Excerpts from an interface dataset:
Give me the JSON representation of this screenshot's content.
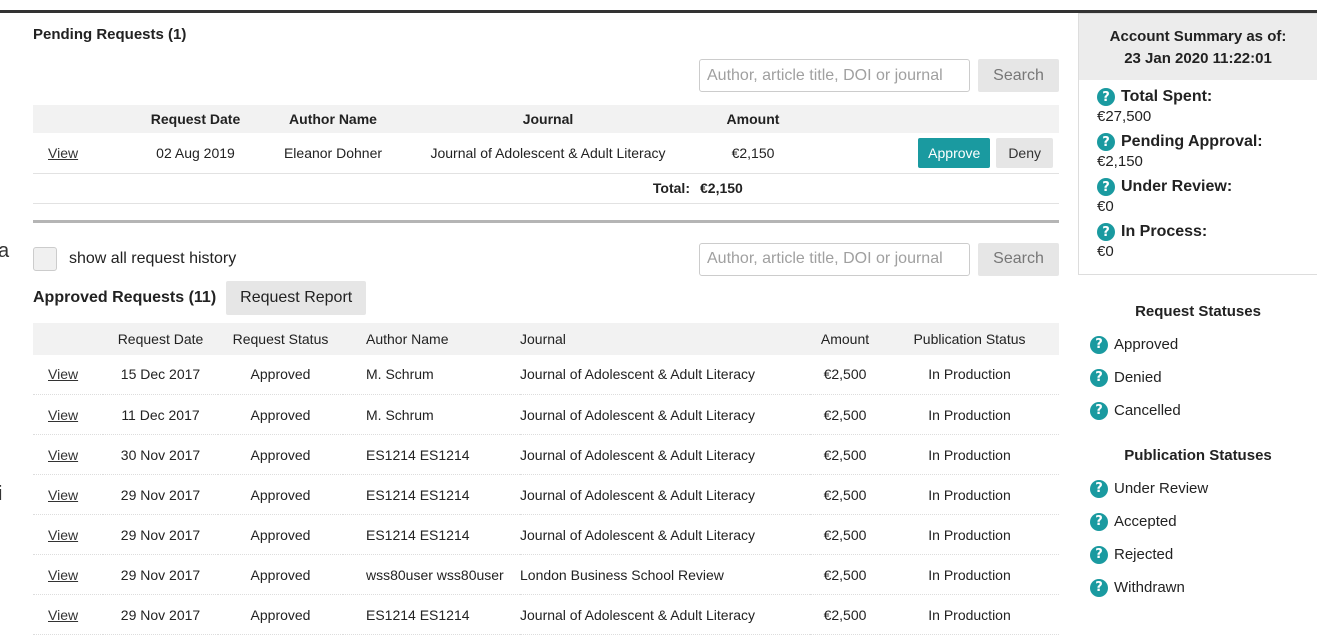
{
  "pending": {
    "title": "Pending Requests (1)",
    "search_placeholder": "Author, article title, DOI or journal",
    "search_label": "Search",
    "headers": [
      "",
      "Request Date",
      "Author Name",
      "Journal",
      "Amount",
      ""
    ],
    "rows": [
      {
        "view": "View",
        "date": "02 Aug 2019",
        "author": "Eleanor Dohner",
        "journal": "Journal of Adolescent & Adult Literacy",
        "amount": "€2,150",
        "approve": "Approve",
        "deny": "Deny"
      }
    ],
    "total_label": "Total:",
    "total_value": "€2,150"
  },
  "history": {
    "checkbox_label": "show all request history",
    "search_placeholder": "Author, article title, DOI or journal",
    "search_label": "Search"
  },
  "approved": {
    "title": "Approved Requests (11)",
    "report_label": "Request Report",
    "headers": [
      "",
      "Request Date",
      "Request Status",
      "Author Name",
      "Journal",
      "Amount",
      "Publication Status"
    ],
    "rows": [
      {
        "view": "View",
        "date": "15 Dec 2017",
        "status": "Approved",
        "author": "M. Schrum",
        "journal": "Journal of Adolescent & Adult Literacy",
        "amount": "€2,500",
        "pub_status": "In Production"
      },
      {
        "view": "View",
        "date": "11 Dec 2017",
        "status": "Approved",
        "author": "M. Schrum",
        "journal": "Journal of Adolescent & Adult Literacy",
        "amount": "€2,500",
        "pub_status": "In Production"
      },
      {
        "view": "View",
        "date": "30 Nov 2017",
        "status": "Approved",
        "author": "ES1214 ES1214",
        "journal": "Journal of Adolescent & Adult Literacy",
        "amount": "€2,500",
        "pub_status": "In Production"
      },
      {
        "view": "View",
        "date": "29 Nov 2017",
        "status": "Approved",
        "author": "ES1214 ES1214",
        "journal": "Journal of Adolescent & Adult Literacy",
        "amount": "€2,500",
        "pub_status": "In Production"
      },
      {
        "view": "View",
        "date": "29 Nov 2017",
        "status": "Approved",
        "author": "ES1214 ES1214",
        "journal": "Journal of Adolescent & Adult Literacy",
        "amount": "€2,500",
        "pub_status": "In Production"
      },
      {
        "view": "View",
        "date": "29 Nov 2017",
        "status": "Approved",
        "author": "wss80user wss80user",
        "journal": "London Business School Review",
        "amount": "€2,500",
        "pub_status": "In Production"
      },
      {
        "view": "View",
        "date": "29 Nov 2017",
        "status": "Approved",
        "author": "ES1214 ES1214",
        "journal": "Journal of Adolescent & Adult Literacy",
        "amount": "€2,500",
        "pub_status": "In Production"
      }
    ]
  },
  "summary": {
    "title_line1": "Account Summary as of:",
    "title_line2": "23 Jan 2020 11:22:01",
    "items": [
      {
        "label": "Total Spent:",
        "value": "€27,500"
      },
      {
        "label": "Pending Approval:",
        "value": "€2,150"
      },
      {
        "label": "Under Review:",
        "value": "€0"
      },
      {
        "label": "In Process:",
        "value": "€0"
      }
    ]
  },
  "request_statuses": {
    "title": "Request Statuses",
    "items": [
      "Approved",
      "Denied",
      "Cancelled"
    ]
  },
  "publication_statuses": {
    "title": "Publication Statuses",
    "items": [
      "Under Review",
      "Accepted",
      "Rejected",
      "Withdrawn"
    ]
  },
  "edge_glyphs": [
    "a",
    "i"
  ],
  "colors": {
    "accent": "#1a9aa0",
    "header_bg": "#f2f2f2",
    "button_bg": "#e6e6e6"
  },
  "icons": {
    "help": "question-circle-icon"
  }
}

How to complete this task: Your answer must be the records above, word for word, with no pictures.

Exercise response:
Give me the JSON representation of this screenshot's content.
{
  "pending": {
    "title": "Pending Requests (1)",
    "search_placeholder": "Author, article title, DOI or journal",
    "search_label": "Search",
    "headers": [
      "",
      "Request Date",
      "Author Name",
      "Journal",
      "Amount",
      ""
    ],
    "rows": [
      {
        "view": "View",
        "date": "02 Aug 2019",
        "author": "Eleanor Dohner",
        "journal": "Journal of Adolescent & Adult Literacy",
        "amount": "€2,150",
        "approve": "Approve",
        "deny": "Deny"
      }
    ],
    "total_label": "Total:",
    "total_value": "€2,150"
  },
  "history": {
    "checkbox_label": "show all request history",
    "search_placeholder": "Author, article title, DOI or journal",
    "search_label": "Search"
  },
  "approved": {
    "title": "Approved Requests (11)",
    "report_label": "Request Report",
    "headers": [
      "",
      "Request Date",
      "Request Status",
      "Author Name",
      "Journal",
      "Amount",
      "Publication Status"
    ],
    "rows": [
      {
        "view": "View",
        "date": "15 Dec 2017",
        "status": "Approved",
        "author": "M. Schrum",
        "journal": "Journal of Adolescent & Adult Literacy",
        "amount": "€2,500",
        "pub_status": "In Production"
      },
      {
        "view": "View",
        "date": "11 Dec 2017",
        "status": "Approved",
        "author": "M. Schrum",
        "journal": "Journal of Adolescent & Adult Literacy",
        "amount": "€2,500",
        "pub_status": "In Production"
      },
      {
        "view": "View",
        "date": "30 Nov 2017",
        "status": "Approved",
        "author": "ES1214 ES1214",
        "journal": "Journal of Adolescent & Adult Literacy",
        "amount": "€2,500",
        "pub_status": "In Production"
      },
      {
        "view": "View",
        "date": "29 Nov 2017",
        "status": "Approved",
        "author": "ES1214 ES1214",
        "journal": "Journal of Adolescent & Adult Literacy",
        "amount": "€2,500",
        "pub_status": "In Production"
      },
      {
        "view": "View",
        "date": "29 Nov 2017",
        "status": "Approved",
        "author": "ES1214 ES1214",
        "journal": "Journal of Adolescent & Adult Literacy",
        "amount": "€2,500",
        "pub_status": "In Production"
      },
      {
        "view": "View",
        "date": "29 Nov 2017",
        "status": "Approved",
        "author": "wss80user wss80user",
        "journal": "London Business School Review",
        "amount": "€2,500",
        "pub_status": "In Production"
      },
      {
        "view": "View",
        "date": "29 Nov 2017",
        "status": "Approved",
        "author": "ES1214 ES1214",
        "journal": "Journal of Adolescent & Adult Literacy",
        "amount": "€2,500",
        "pub_status": "In Production"
      }
    ]
  },
  "summary": {
    "title_line1": "Account Summary as of:",
    "title_line2": "23 Jan 2020 11:22:01",
    "items": [
      {
        "label": "Total Spent:",
        "value": "€27,500"
      },
      {
        "label": "Pending Approval:",
        "value": "€2,150"
      },
      {
        "label": "Under Review:",
        "value": "€0"
      },
      {
        "label": "In Process:",
        "value": "€0"
      }
    ]
  },
  "request_statuses": {
    "title": "Request Statuses",
    "items": [
      "Approved",
      "Denied",
      "Cancelled"
    ]
  },
  "publication_statuses": {
    "title": "Publication Statuses",
    "items": [
      "Under Review",
      "Accepted",
      "Rejected",
      "Withdrawn"
    ]
  },
  "edge_glyphs": [
    "a",
    "i"
  ],
  "colors": {
    "accent": "#1a9aa0",
    "header_bg": "#f2f2f2",
    "button_bg": "#e6e6e6"
  },
  "icons": {
    "help": "question-circle-icon"
  }
}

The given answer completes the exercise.